Records from a collection
------------------------------

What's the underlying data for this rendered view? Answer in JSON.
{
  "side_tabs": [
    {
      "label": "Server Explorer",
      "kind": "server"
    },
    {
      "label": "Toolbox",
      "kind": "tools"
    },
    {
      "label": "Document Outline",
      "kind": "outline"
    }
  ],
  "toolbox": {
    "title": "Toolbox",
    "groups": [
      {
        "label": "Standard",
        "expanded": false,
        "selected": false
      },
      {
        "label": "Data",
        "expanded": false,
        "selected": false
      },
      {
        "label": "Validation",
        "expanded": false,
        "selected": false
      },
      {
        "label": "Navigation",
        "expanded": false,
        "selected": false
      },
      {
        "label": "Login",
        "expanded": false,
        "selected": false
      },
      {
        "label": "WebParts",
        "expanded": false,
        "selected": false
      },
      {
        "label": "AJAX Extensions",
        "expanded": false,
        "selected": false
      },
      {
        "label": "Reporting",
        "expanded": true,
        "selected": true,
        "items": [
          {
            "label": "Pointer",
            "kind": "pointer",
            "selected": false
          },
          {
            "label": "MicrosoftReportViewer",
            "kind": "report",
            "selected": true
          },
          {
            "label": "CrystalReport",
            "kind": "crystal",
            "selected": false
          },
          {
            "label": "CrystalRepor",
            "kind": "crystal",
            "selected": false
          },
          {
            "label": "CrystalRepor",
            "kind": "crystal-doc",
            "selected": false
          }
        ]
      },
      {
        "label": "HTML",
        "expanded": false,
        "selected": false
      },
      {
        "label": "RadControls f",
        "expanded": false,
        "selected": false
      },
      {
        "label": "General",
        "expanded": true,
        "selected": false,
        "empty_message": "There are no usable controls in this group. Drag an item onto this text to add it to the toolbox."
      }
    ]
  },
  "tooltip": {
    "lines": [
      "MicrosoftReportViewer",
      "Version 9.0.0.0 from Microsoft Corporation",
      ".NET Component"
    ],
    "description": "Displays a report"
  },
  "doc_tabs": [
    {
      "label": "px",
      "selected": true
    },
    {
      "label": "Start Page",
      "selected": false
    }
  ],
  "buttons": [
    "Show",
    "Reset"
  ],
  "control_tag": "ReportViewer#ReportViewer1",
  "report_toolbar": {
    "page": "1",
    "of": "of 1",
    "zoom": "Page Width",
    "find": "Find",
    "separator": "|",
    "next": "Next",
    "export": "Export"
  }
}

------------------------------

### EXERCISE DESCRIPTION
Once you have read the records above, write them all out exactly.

### TASK RESPONSE
What's the underlying data for this rendered view? Answer in JSON.
{
  "side_tabs": [
    {
      "label": "Server Explorer",
      "kind": "server"
    },
    {
      "label": "Toolbox",
      "kind": "tools"
    },
    {
      "label": "Document Outline",
      "kind": "outline"
    }
  ],
  "toolbox": {
    "title": "Toolbox",
    "groups": [
      {
        "label": "Standard",
        "expanded": false,
        "selected": false
      },
      {
        "label": "Data",
        "expanded": false,
        "selected": false
      },
      {
        "label": "Validation",
        "expanded": false,
        "selected": false
      },
      {
        "label": "Navigation",
        "expanded": false,
        "selected": false
      },
      {
        "label": "Login",
        "expanded": false,
        "selected": false
      },
      {
        "label": "WebParts",
        "expanded": false,
        "selected": false
      },
      {
        "label": "AJAX Extensions",
        "expanded": false,
        "selected": false
      },
      {
        "label": "Reporting",
        "expanded": true,
        "selected": true,
        "items": [
          {
            "label": "Pointer",
            "kind": "pointer",
            "selected": false
          },
          {
            "label": "MicrosoftReportViewer",
            "kind": "report",
            "selected": true
          },
          {
            "label": "CrystalReport",
            "kind": "crystal",
            "selected": false
          },
          {
            "label": "CrystalRepor",
            "kind": "crystal",
            "selected": false
          },
          {
            "label": "CrystalRepor",
            "kind": "crystal-doc",
            "selected": false
          }
        ]
      },
      {
        "label": "HTML",
        "expanded": false,
        "selected": false
      },
      {
        "label": "RadControls f",
        "expanded": false,
        "selected": false
      },
      {
        "label": "General",
        "expanded": true,
        "selected": false,
        "empty_message": "There are no usable controls in this group. Drag an item onto this text to add it to the toolbox."
      }
    ]
  },
  "tooltip": {
    "lines": [
      "MicrosoftReportViewer",
      "Version 9.0.0.0 from Microsoft Corporation",
      ".NET Component"
    ],
    "description": "Displays a report"
  },
  "doc_tabs": [
    {
      "label": "px",
      "selected": true
    },
    {
      "label": "Start Page",
      "selected": false
    }
  ],
  "buttons": [
    "Show",
    "Reset"
  ],
  "control_tag": "ReportViewer#ReportViewer1",
  "report_toolbar": {
    "page": "1",
    "of": "of 1",
    "zoom": "Page Width",
    "find": "Find",
    "separator": "|",
    "next": "Next",
    "export": "Export"
  }
}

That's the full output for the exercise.